He goes on to give examples of how our forest industry is much more diversified in its export markets and product mix.
The author describes some advances in the bio-economy, like the huge pellet plants and biomass energy plants being constructed in Eastern Canada and a potential bio fuel industry.
“Canada hasn’t even scratched the surface regarding the production of green gasoline and diesel from wood fibre yet which now appears as possibly the next big leap in technological advances.”
For one of the first times the market will not limit the growth of the forest industry but the main problem will be the supply of raw materials due mainly to the impact of the pine beetle and global warming implications.

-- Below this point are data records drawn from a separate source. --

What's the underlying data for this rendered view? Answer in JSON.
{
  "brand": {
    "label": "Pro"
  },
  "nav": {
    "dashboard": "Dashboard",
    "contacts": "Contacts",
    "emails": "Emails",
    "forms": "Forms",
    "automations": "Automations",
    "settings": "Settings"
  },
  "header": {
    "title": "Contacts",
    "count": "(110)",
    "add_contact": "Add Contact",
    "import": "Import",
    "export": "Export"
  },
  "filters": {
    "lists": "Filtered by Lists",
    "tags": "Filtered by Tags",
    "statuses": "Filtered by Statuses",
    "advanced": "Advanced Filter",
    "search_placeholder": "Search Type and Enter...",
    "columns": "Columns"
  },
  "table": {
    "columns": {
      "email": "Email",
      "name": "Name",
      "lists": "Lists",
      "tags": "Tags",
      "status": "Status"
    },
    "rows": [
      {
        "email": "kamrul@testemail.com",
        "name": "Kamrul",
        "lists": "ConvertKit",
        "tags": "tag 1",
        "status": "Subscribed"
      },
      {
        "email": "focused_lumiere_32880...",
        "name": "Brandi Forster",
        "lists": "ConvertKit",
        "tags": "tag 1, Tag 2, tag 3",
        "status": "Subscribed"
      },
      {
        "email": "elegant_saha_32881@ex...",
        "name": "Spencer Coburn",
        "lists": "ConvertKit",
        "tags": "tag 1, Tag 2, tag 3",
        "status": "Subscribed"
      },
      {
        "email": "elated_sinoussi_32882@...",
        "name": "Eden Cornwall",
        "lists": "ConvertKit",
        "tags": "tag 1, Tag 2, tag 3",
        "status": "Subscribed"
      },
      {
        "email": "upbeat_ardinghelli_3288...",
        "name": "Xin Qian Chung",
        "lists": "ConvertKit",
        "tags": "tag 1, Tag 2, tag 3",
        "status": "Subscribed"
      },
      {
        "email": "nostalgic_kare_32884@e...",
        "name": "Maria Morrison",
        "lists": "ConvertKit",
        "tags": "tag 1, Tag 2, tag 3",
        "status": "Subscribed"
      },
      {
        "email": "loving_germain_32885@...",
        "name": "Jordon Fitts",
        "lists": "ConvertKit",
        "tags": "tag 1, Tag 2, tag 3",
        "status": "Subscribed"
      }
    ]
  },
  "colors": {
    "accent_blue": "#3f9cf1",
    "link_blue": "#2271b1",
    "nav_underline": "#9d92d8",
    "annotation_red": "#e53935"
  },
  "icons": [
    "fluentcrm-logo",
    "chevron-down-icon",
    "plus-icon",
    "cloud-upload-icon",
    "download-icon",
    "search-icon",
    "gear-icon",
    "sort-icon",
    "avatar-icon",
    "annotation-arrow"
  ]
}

He uses the term “hitting the fibre wall” to describe the impending shortage of wood fibre. The recent announcement of the Williams Lake TSA AAC reduction is a good local example of the pending fibre shortage close to home.
He also reviews the need to take steps toward developing silviculture practices which help mitigate the impact of global warming on the future establishment of our forests.
Scientists have been tracking growth and yield projections for seedlings and they have evidence that climate change is having an impact in some areas of reforestation.
“Looking at maps being generated by scientific experts on the likely impact on Canada’s commercial forest should global warming continue , there is only one word to describe the outcome, scary.”
The solution is the proper planting of species better able to adapt to the predicted warming trend.
He also believes we should be encouraging more commercial tree farming on private land along with a well managed carbon and credit trading program.
He ends with this warning. “What concerns me is that while I hear a strong and growing voice from researchers on this issue, I hear very little coming from forest company boardrooms.
That has to change — and sooner rather than later — or forest companies might find themselves short of commercial fibre a lot sooner than they think if demand continues to grow and there is no action taken to adapt to climate change.”
Jim Hilton is a professional agrologist and forester who has lived and worked in the Cariboo Chilcotin for the past 40 years. Now retired, Hilton still volunteers his skills with local community forests organizations.